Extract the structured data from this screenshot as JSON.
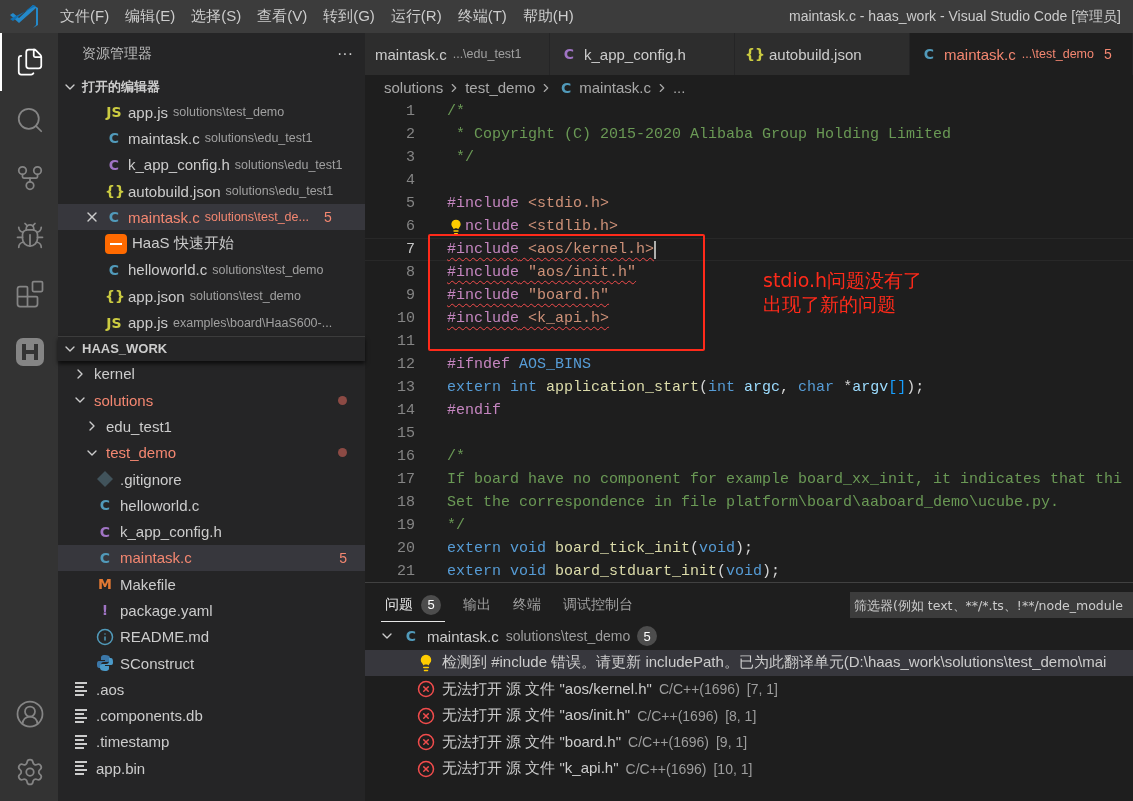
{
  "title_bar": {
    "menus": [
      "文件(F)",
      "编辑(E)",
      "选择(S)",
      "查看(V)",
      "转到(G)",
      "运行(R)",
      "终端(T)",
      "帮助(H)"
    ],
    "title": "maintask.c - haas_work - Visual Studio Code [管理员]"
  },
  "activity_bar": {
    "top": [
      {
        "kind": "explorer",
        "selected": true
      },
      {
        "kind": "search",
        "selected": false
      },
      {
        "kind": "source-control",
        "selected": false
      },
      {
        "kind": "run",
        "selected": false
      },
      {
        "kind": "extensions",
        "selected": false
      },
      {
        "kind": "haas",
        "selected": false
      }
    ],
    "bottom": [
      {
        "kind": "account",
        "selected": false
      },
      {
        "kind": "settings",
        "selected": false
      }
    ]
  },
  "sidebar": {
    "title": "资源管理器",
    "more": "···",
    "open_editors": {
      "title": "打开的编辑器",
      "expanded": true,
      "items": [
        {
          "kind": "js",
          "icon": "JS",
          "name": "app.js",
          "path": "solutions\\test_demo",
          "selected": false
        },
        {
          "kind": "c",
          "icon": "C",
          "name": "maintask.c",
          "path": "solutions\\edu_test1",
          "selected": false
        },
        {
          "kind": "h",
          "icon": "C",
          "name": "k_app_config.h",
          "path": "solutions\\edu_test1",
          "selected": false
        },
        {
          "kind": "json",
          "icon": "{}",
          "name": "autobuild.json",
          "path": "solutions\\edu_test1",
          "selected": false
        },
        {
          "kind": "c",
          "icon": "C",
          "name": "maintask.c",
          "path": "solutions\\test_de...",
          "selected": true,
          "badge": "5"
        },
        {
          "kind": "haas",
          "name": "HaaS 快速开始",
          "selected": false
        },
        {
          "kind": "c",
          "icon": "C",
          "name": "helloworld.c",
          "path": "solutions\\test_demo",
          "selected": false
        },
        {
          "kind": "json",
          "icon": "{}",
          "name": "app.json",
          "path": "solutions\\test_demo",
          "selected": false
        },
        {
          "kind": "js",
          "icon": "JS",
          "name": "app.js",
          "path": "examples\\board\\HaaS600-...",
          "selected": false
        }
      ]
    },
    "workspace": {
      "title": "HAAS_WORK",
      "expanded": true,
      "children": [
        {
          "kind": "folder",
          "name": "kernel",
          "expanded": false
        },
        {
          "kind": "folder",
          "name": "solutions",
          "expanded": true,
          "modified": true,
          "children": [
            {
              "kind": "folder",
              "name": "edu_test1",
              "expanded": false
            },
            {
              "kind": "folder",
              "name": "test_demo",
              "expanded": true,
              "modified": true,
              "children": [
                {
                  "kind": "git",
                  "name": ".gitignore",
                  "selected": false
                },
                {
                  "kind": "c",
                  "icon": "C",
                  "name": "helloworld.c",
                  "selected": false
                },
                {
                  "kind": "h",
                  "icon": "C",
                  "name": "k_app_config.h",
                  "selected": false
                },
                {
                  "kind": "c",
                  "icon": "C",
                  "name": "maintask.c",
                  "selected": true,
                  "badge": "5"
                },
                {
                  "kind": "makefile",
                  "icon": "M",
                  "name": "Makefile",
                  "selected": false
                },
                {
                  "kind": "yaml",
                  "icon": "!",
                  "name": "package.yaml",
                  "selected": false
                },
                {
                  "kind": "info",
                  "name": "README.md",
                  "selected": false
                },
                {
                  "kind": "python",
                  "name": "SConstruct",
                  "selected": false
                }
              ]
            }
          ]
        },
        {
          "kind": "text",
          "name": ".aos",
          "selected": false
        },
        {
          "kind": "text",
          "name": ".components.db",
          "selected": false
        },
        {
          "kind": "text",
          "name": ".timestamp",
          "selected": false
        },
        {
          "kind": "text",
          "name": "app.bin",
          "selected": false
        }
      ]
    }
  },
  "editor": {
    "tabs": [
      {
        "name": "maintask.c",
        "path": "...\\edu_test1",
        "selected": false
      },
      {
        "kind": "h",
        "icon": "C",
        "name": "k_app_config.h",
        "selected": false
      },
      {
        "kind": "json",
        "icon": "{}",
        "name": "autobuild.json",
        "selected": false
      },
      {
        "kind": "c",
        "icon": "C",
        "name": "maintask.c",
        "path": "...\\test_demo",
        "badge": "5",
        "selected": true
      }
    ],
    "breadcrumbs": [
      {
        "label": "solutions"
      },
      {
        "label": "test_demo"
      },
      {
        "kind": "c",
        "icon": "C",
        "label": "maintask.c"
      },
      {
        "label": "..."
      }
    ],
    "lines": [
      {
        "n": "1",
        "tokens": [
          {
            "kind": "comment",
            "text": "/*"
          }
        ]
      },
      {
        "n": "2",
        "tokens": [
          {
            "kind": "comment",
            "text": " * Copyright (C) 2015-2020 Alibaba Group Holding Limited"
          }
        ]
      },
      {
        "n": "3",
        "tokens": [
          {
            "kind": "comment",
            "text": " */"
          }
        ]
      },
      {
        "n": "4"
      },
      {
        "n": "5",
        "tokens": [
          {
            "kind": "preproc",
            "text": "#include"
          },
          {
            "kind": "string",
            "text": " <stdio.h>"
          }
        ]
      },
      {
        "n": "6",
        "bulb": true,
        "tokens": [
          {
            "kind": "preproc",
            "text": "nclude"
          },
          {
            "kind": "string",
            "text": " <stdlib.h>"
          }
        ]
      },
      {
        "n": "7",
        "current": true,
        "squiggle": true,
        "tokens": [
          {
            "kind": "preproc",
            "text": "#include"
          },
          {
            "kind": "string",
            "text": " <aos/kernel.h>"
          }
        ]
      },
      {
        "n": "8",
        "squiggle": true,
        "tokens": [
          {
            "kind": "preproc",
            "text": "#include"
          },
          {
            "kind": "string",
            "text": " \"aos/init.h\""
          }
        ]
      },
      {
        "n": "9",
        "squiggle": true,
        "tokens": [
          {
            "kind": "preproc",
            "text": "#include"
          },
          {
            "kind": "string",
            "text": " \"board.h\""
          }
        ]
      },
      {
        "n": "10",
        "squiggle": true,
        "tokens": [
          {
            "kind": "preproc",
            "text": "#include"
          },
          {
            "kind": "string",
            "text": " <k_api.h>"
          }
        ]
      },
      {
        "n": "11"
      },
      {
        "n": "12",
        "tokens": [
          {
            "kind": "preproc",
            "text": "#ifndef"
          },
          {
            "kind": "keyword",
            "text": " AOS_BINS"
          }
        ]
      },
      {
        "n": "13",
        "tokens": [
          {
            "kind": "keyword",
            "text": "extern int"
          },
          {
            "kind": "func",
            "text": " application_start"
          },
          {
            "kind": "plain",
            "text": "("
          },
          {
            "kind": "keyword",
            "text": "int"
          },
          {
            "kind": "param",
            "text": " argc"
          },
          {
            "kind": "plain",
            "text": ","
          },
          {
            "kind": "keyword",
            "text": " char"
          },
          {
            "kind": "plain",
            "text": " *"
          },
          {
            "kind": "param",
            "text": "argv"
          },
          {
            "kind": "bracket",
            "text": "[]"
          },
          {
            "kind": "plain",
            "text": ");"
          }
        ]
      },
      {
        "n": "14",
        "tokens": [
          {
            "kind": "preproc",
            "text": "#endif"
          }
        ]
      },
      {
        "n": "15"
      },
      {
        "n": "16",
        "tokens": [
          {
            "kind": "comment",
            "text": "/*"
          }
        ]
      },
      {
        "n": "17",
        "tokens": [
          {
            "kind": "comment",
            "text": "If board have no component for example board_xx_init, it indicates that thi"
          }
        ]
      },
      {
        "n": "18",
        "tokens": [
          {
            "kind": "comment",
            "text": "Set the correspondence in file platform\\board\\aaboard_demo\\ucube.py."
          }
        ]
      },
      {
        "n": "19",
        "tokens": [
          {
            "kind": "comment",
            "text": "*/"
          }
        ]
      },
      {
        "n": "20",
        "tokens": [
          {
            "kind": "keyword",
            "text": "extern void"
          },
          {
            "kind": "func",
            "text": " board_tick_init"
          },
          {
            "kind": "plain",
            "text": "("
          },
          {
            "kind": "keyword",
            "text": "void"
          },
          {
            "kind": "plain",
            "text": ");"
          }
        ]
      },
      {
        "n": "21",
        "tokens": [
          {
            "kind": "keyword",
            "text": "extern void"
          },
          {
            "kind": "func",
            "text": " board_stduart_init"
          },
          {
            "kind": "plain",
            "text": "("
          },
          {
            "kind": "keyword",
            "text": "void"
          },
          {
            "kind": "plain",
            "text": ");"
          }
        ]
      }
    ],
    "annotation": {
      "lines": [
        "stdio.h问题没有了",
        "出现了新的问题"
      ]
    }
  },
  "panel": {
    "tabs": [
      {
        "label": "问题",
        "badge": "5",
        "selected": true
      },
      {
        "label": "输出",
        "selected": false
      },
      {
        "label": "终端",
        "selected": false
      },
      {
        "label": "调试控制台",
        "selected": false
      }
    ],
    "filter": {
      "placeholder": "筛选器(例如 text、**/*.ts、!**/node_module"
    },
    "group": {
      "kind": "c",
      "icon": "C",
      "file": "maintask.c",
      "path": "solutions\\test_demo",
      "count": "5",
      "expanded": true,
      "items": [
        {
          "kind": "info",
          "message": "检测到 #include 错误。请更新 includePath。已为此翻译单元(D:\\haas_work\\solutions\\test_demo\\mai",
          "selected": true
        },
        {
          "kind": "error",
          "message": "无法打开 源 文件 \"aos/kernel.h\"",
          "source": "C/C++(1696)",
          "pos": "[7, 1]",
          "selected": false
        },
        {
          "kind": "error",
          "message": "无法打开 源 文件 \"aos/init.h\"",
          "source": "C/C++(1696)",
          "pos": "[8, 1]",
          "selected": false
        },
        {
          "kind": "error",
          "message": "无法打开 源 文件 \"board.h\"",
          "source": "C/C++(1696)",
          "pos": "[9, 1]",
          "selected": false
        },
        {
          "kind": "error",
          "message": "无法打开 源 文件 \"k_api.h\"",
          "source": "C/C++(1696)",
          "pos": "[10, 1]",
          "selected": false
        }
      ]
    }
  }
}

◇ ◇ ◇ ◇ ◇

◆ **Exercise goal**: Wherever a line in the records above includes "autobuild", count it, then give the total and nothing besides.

◆ **Reply**: 2